Watched you speak on BBG today, you're incredibly articulate & I thought it was a dynamic interview. Congrats on your big day!— Stephanie Moriarty (@stephers1313) May 26, 2021
Here are some more reactions:
Congrats Anjali!! Pushing the boundary for women founders to excel and show the world anything is possible!!💪 Congrats 👏👏👏👏 pic.twitter.com/vJlLUeOunN— Rudy 🦇🔊💲 (@rudyferraz) May 25, 2021
Congrats Anjali!! Such an inspiration!— Jesse Pujji (@jspujji) May 25, 2021
Vimeo has gone public, which speaks for its success. However, the story was not the same when Sud had joined the company. The Internet video platform back then aspired to compete against the likes of Netflix, Amazon Prime, and HBO.
Seven years ago, when Sud was the director of marketing at Vimeo, she had a different plan and vision for the platform. According to her, Vimeo's future wasn't in Hollywood but elsewhere. The mantra, as per her, was to shift the focus from entertainment to entrepreneurs.
“Vimeo had long been a software company for filmmakers, but the market was too small,” Sud was quoted as saying by Forbes in their April issue. “There was another, much bigger market—businesses.
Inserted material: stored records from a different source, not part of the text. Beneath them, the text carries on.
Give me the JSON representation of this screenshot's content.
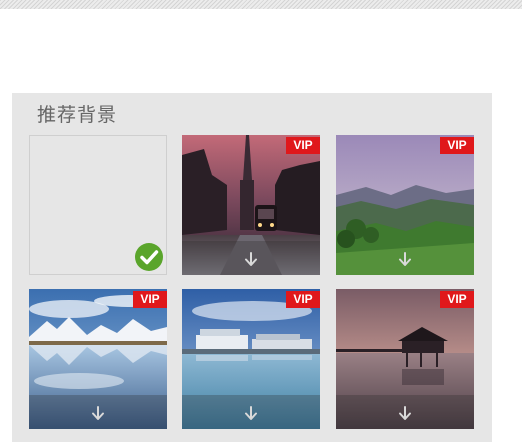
{
  "section": {
    "title": "推荐背景"
  },
  "tiles": [
    {
      "name": "blank",
      "selected": true,
      "vip": ""
    },
    {
      "name": "city-street-tram",
      "selected": false,
      "vip": "VIP"
    },
    {
      "name": "mountain-valley",
      "selected": false,
      "vip": "VIP"
    },
    {
      "name": "snowy-mountain-lake",
      "selected": false,
      "vip": "VIP"
    },
    {
      "name": "harbor-boats",
      "selected": false,
      "vip": "VIP"
    },
    {
      "name": "pier-hut-sunset",
      "selected": false,
      "vip": "VIP"
    }
  ],
  "icons": {
    "selected": "check-circle-icon",
    "download": "download-arrow-icon"
  },
  "colors": {
    "vip_badge": "#e0181b",
    "check": "#5aa52b",
    "panel_bg": "#e6e6e6"
  }
}
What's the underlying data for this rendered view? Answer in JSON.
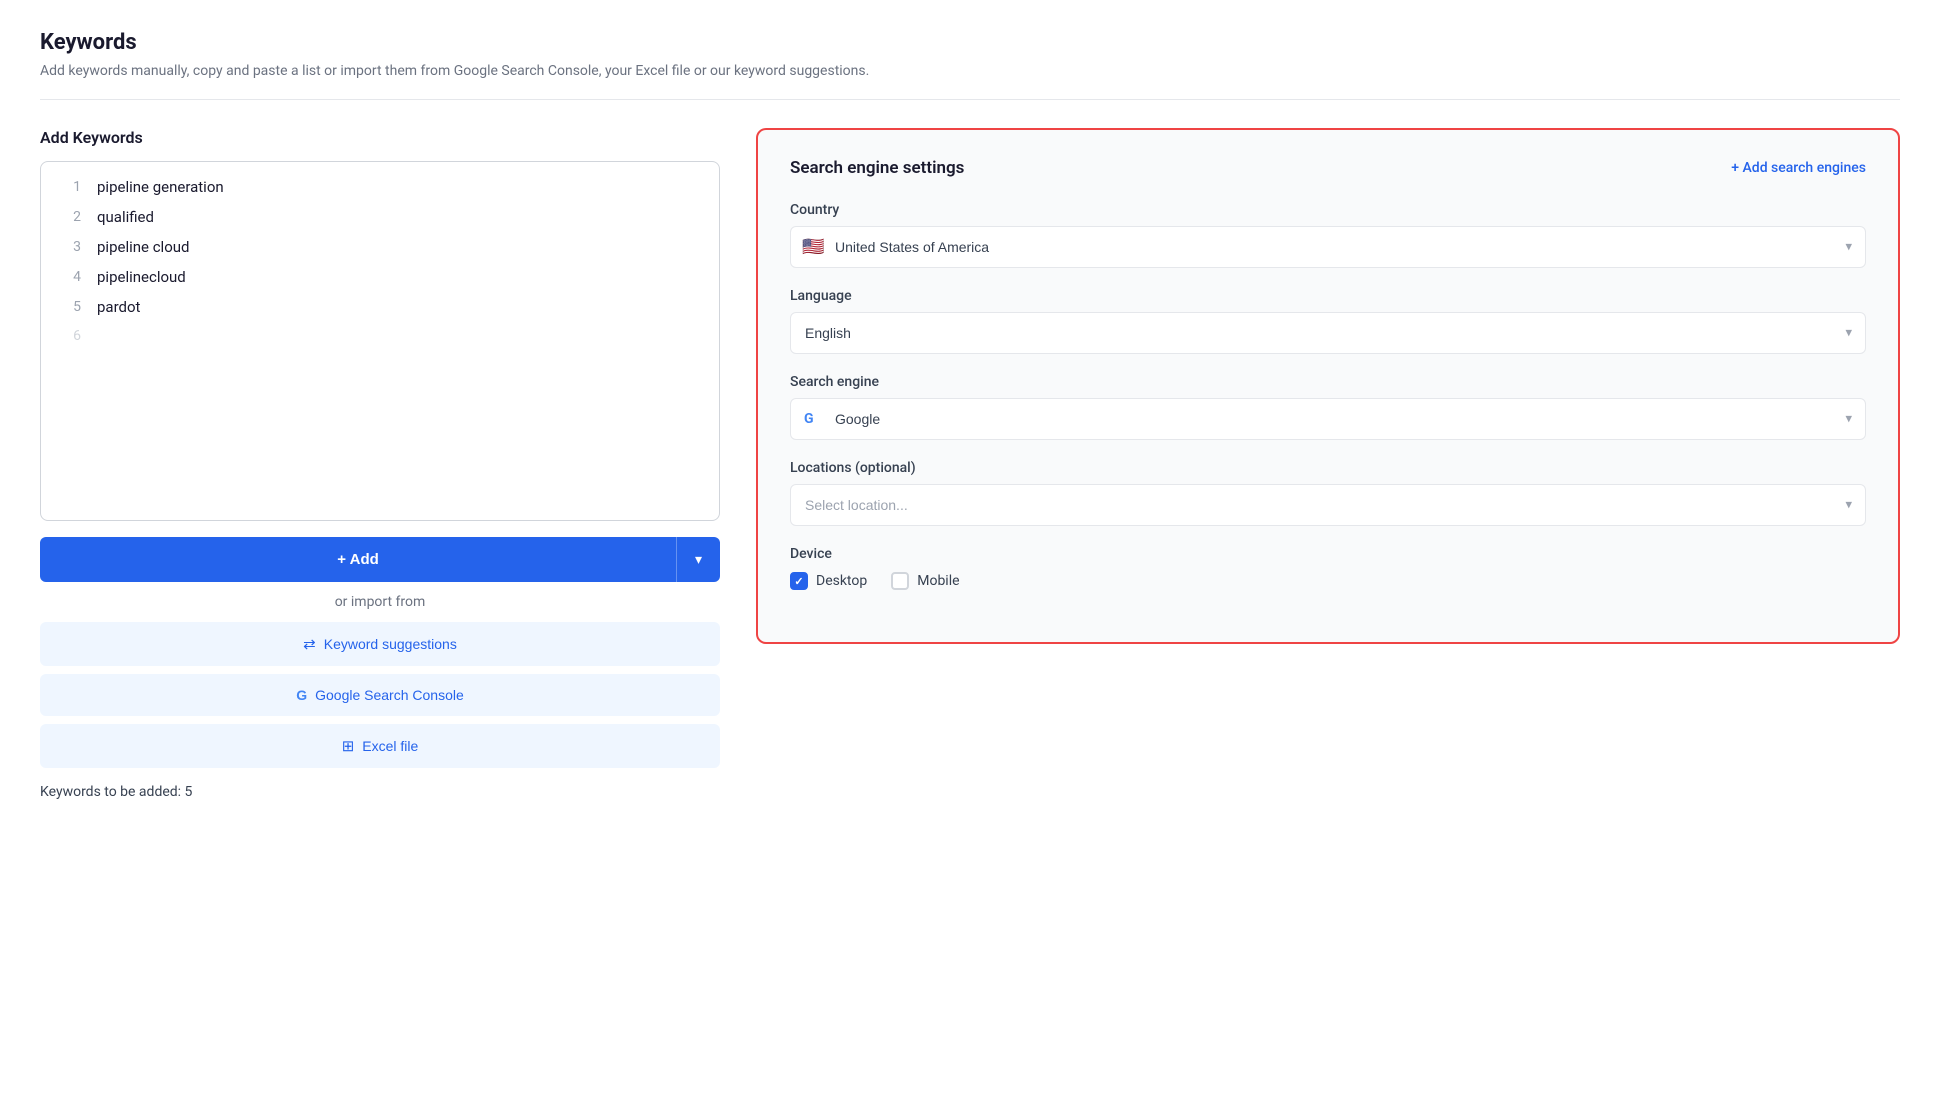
{
  "page": {
    "title": "Keywords",
    "subtitle": "Add keywords manually, copy and paste a list or import them from Google Search Console, your Excel file or our keyword suggestions."
  },
  "left_panel": {
    "section_title": "Add Keywords",
    "keywords": [
      {
        "num": "1",
        "text": "pipeline generation"
      },
      {
        "num": "2",
        "text": "qualified"
      },
      {
        "num": "3",
        "text": "pipeline cloud"
      },
      {
        "num": "4",
        "text": "pipelinecloud"
      },
      {
        "num": "5",
        "text": "pardot"
      },
      {
        "num": "6",
        "text": ""
      }
    ],
    "add_button_label": "+ Add",
    "or_import_label": "or import from",
    "keyword_suggestions_label": "Keyword suggestions",
    "google_search_console_label": "Google Search Console",
    "excel_file_label": "Excel file",
    "keywords_count_label": "Keywords to be added: 5"
  },
  "right_panel": {
    "title": "Search engine settings",
    "add_engines_label": "+ Add search engines",
    "country_label": "Country",
    "country_value": "United States of America",
    "country_flag": "🇺🇸",
    "language_label": "Language",
    "language_value": "English",
    "search_engine_label": "Search engine",
    "search_engine_value": "Google",
    "locations_label": "Locations (optional)",
    "locations_placeholder": "Select location...",
    "device_label": "Device",
    "desktop_label": "Desktop",
    "mobile_label": "Mobile",
    "desktop_checked": true,
    "mobile_checked": false
  }
}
What Squarespace and GoDaddy did for websites, we could do with video.”
According to another report in The Verge, the key was also to understand that Vimeo wasn't really prepared to take on the likes of Netflix or Amazon Prime. "I developed a point of view, myself and a few others within the company, that we probably weren't going to compete well with Netflix in original content because we probably weren't going to have $17 billion to spend on it," Sud said.
Now, the company has more than 800 employees across the world.